One ICRA researcher presented their poster session via robot, and several faculty who couldn’t attend in person were able to be there for their student’s poster sessions. 12.5% of the requests for telepresence robots came from people who had a paper or poster accepted at ICRA but couldn’t travel. PhD Student at The Sydney Institute for Robotics and Intelligent Systems (SIRIS) at Sydney University, Ahalya Ravendran said, 

“Did I tell y’all I bot-suit myself for my conference #ICRA2022 poster session? @RobotLaunch was kind enough to allocate a slot for me during my poster session and oh I had a lot of fun touring with the telepresence robot, via @OhmniLabs

“Hi from Robotic Imaging Team

Sabine Hauert, Publicity Chair at ICRA, President of Robohub and Associate Professor of Swarm Engineering at Bristol University was unable to attend ICRA in person due to pregnancy, but she still visited her student’s poster sessions and explored the conference Expo, saying 

“That was fun! The height of the telepresence robot is even accurate 😉 Thanks @OhmniLabs, @RobotLaunch and @ieee_ras_icra for making it possible for this very pregnant lady to attend #ICRA2022 remotely. Congrats on the nice work @m_alhafnawi.”

Sabine’s PhD student Merihan Alhafnawi was delighted,

“Such an amazing surprise having @sabinehauert visit my poster remotely at @ieee_ras_icra! I presented MOSAIX, a swarm of expressive robot Tiles that we designed & built. Work done with Sabine, @DrEdmundHunt, @skadge & Paul O’Dowd. Check out photos from both perspectives #ICRA2022


Specially Appointed Assistant Professor at Tohoku University in Japan, Seyed Amir Tafrishi said, “I was lucky to join #icra2022 physically by my avatar robot, where two of our papers will be presented. Thanks to #Ohmnilabs for the fantastic experience with the telepresence robot! It was a great experience to talk with different experts. P.S. Person on the robot’s screen is me! :))”

Many people gave us additional information to help us understand why they wanted to access ICRA via telepresence robots, ranging from people stuck in war torn countries, to economic or visa difficulties traveling from some parts of the world. Corporate policy contributed to several people’s inability to attend in person, as sustainably minded companies seek to minimize their carbon impact. 

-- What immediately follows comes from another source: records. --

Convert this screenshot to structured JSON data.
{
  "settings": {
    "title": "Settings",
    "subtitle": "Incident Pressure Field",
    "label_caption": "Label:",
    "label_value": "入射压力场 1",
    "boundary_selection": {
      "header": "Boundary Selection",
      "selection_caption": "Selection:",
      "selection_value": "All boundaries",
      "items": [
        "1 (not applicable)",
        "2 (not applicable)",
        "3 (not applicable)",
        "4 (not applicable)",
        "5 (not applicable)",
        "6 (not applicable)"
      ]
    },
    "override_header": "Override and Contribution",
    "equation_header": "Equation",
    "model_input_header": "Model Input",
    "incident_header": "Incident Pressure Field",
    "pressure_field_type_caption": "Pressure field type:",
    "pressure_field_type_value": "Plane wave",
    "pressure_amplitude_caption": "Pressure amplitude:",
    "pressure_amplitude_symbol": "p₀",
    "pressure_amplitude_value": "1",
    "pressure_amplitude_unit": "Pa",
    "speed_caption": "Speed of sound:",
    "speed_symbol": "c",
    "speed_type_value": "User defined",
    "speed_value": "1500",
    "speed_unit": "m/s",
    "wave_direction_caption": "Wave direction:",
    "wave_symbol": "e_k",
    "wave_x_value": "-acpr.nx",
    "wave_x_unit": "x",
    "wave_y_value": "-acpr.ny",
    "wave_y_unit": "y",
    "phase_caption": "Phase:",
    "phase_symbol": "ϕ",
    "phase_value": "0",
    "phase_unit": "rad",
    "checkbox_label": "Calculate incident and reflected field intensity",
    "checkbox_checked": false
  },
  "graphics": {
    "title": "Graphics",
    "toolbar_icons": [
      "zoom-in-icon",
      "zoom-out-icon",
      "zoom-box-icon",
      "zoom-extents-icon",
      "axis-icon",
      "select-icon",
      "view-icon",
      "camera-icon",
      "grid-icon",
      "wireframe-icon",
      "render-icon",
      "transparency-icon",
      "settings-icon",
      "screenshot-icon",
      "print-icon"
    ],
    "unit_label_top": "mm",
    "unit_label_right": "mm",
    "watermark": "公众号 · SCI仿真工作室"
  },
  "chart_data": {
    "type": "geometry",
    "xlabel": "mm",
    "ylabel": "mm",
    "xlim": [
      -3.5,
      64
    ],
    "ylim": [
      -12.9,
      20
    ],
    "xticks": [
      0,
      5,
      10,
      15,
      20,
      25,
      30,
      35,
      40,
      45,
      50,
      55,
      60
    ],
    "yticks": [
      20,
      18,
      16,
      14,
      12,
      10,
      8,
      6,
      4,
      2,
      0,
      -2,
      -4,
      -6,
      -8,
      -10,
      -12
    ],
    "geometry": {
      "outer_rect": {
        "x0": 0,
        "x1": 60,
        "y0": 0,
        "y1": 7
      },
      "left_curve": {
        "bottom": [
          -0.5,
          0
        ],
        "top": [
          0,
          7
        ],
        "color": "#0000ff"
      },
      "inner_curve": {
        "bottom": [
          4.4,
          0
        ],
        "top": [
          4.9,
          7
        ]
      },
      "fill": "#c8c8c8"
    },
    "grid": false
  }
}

There was also interest from roboticists researching the telepresence experience as well as from future robotics conference organizers. And there were a wide range of medical reasons underpinning the requests for telepresence. Some medical issues are temporary conditions but some roboticists have permanent conditions requiring accessibility support. As telepresence robots become more of the norm, we will be helping to empower researchers who are otherwise isolated from the rest of the community. 

Kavita Krishnaswamy is a Google Lime Scholar and Microsoft Research Fellow, with a Ford Foundation Predoctoral and National Science Foundation Graduate Research Fellowship. She is currently a Ph.D. candidate in Computer Science at University of Maryland working with Dr. Tim Oates. Kavita was one of the researchers who was only able to attend ICRA through the use of a telepresence robot, due to her permanent medical conditions. 

As a professional researcher with a physical disability, Kavita is highly motivated to develop robotics systems to provide assistance and increase independence for people with disabilities. She is developing prototype robotics systems to support transferring, repositioning and personal care, with a focus on usable interfaces for people with severe disabilities. 

Kavita was interviewed by Robohub attending ICRA 2015 via telepresence robot and was excited to hear that IEEE RAS and OhmniLabs are working on making telepresence a permanent conference feature.

And of course, without dedicated volunteers managing the robots and helping visitors maneuver around the conference, we wouldn’t have been able to do anything. Many thanks to everyone who volunteered, the visitors who shared their experiences with us, and to the team at OhmniLabs for their generosity and support.

Interested in getting an Ohmni yourself? Reach out to Ohmni team at

Links to original tweets or posts used in the report: